Worth Their Weight in Gold

The Importance of surrounding yourself with exceptional people is priceless.  In all the reading I have done in grief groups, grief articles, grief books and more, the one thing that stands out with the brightest light, is the advice people give that you will need to make some changes in whom you allow in from that point forward.

As I look back on the time since my great guy left this earth there was an immediate letting go of some people I knew who showed their collective asses.  They did things that were absolutely disgusting either to me emotionally through social media, or horrors done in public in a place where people stared.

It isn’t easy to let go of people; I know this, but when what they have to say is abusive, it’s a lot easier.

You can do it.

You actually will feel better when they are gone.

They are not your friends because your friends would never treat you that way.

Dump them, okay let them go easily, whatever just do it.

You will see those who love you, those who are loyal to your friendship, those who want to help you, they don’t leave.  As time goes by, they may not show up as often, but believe me they are still there.

Three of my newest friends are women I found friendship with two different ways.  One is a younger widow whose name was sent to me by mutual friends.  The other two I found in a grief group online and the connection is tight.

They also understand what grief is, what it does to us, and they will reach out when you need them to do that.

Then there are the new friends who will seek you out because they have warm hearts, and they want to be part of your growing circle.  Once you delete the bad ones the wonderful ones have more room and they will show up.

I promise.

Over the past several weeks a recent friend showed up, and she gave me vital legal information I needed to deal with a situation I needed help with, and I call her an emotional lifesaver to me right now.

Then a social media friend helped me greatly by asking her father, who is a very well-known veterinarian, give me a 2nd opinion for my sweet dog, and this brought me great relief.

I love my family; however, they live 2 days away and I don’t burden them with my grief.  Good and loyal friends do not mind being burdened by it and they will stick it out.

They are worth their weight in gold.

The best thing that will happen is that you move forward.  You will find yourself feeling better.  You will mourn, you will grieve, but you also will have a tremendous support system that you did not have before.

I have read your feelings about friends and family who ignore you.  I have read your sad words.  I have read about your loneliness and I promise you it doesn’t have to stay that way.

Take action.  Do the work.  Make the changes and do not feel guilty.  Letting go of people who are mistreating you is a marvellous thing, and they may not even realize it unless you tell them.

I have told people that I need to move forward from them because they have already moved forward from me.  Believe me, they won’t care.

One more time, the new friends you make and those who stick it out with you are worth their weight in gold.  You will be so emotionally wealthy.

Throwing Down the Gauntlet

Yes, I threw down the gauntlet metaphorically on Wednesday, even if the people in the world of definition say it isn’t used metaphorically.

Wednesday would have been our 20th wedding anniversary, and this year I planned to be in control of this special day.

I told friends it was okay to wish me a Happy Anniversary because in saying it they were acknowledging the love Larry and I shared.

I made a therapy appointment the week before and the two of us worked hard using EMDR to help me cushion the trauma in my brain about this day.

This explains what EMDR is:

Eye Movement Desensitization and Reprocessing (EMDR) is a psychotherapy treatment that was originally designed to alleviate the distress associated with traumatic memories.

I had already done some somatic experience work in New Mexico.
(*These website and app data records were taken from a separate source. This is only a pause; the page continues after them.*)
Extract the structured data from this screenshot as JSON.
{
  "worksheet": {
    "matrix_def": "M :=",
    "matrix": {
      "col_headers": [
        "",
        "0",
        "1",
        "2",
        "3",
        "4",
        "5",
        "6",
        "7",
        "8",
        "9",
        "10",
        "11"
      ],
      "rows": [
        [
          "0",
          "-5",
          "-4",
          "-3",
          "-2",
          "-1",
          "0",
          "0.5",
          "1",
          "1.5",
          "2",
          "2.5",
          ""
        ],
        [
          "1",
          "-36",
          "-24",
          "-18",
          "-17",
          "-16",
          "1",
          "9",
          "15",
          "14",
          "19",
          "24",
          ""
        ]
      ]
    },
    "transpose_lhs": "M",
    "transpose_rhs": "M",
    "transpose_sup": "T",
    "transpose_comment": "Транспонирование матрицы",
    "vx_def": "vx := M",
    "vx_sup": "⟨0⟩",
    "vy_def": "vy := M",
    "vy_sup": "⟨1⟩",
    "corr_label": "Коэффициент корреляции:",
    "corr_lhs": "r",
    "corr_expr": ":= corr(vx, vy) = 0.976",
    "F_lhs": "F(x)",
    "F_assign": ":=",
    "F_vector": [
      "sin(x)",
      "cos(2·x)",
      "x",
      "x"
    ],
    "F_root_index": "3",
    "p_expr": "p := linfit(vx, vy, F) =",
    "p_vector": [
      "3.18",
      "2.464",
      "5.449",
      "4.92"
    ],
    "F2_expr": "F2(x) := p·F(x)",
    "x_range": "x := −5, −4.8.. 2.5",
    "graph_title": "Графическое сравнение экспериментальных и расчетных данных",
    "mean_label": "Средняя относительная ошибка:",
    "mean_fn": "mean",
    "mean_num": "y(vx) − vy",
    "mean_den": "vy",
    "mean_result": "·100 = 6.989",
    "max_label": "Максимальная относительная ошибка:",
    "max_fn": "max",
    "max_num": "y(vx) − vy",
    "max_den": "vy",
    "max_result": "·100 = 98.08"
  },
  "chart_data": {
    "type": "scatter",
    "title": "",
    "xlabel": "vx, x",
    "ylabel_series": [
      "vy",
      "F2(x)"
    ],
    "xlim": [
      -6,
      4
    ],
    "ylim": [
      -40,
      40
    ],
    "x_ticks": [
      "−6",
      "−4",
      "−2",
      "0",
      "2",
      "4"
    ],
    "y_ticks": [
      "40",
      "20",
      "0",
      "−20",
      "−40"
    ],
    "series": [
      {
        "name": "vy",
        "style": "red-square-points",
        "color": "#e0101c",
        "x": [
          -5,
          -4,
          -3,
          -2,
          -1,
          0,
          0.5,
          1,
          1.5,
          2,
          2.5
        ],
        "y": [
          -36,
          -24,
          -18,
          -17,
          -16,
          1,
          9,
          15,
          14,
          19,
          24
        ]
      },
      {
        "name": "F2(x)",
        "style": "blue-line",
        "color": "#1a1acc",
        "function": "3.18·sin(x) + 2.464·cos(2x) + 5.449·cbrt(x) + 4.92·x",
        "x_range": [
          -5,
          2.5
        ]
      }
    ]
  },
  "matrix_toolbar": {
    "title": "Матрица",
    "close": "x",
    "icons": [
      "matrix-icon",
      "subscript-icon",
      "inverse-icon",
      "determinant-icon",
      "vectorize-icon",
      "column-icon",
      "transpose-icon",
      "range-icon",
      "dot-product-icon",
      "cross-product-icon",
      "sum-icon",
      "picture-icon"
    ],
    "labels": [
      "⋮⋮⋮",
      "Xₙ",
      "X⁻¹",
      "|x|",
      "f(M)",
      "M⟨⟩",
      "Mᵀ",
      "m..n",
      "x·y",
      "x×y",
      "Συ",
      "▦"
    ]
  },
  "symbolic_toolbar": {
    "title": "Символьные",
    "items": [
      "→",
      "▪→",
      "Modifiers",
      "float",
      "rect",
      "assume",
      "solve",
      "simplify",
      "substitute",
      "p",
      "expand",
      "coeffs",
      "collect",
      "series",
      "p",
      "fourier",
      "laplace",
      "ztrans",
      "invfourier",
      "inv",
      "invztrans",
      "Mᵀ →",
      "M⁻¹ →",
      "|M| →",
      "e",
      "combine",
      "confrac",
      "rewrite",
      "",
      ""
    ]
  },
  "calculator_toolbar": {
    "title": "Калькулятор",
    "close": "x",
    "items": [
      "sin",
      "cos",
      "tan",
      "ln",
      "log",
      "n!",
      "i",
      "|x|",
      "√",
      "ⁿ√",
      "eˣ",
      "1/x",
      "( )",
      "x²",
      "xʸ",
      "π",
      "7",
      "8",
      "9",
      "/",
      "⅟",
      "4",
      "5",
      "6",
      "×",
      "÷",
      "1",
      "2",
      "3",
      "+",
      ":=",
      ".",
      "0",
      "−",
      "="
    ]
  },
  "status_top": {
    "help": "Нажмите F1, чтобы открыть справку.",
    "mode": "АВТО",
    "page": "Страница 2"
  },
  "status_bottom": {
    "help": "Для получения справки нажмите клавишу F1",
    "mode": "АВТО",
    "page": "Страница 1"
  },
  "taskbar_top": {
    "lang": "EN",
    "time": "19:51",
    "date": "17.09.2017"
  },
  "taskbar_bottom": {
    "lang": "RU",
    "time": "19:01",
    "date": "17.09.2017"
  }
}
I was taught in therapy there to use the memory of the happiest day of my life, which was our wedding day, to calm me and restore balance whenever triggered with a lot of grief.

This past Wednesday had moments of having tears in my eyes and many more moments of total joy remembering the love, the happiness, the fun of that day.

Last year was horrid. I refused to have that happen again.

It didn’t.

My grief therapist told me that my resilience shines through because I have become my own grief expert. She is correct. I get online, I research, I read stories, and I celebrate my strength.

I also grieve. I will grieve Larry’s death for the rest of my life. Grief doesn’t end. I just live happier, I live in gratitude for being so loved, and I know how proud Larry would be right now if he could peek down and see me. Maybe he can, maybe he is.

The look of love.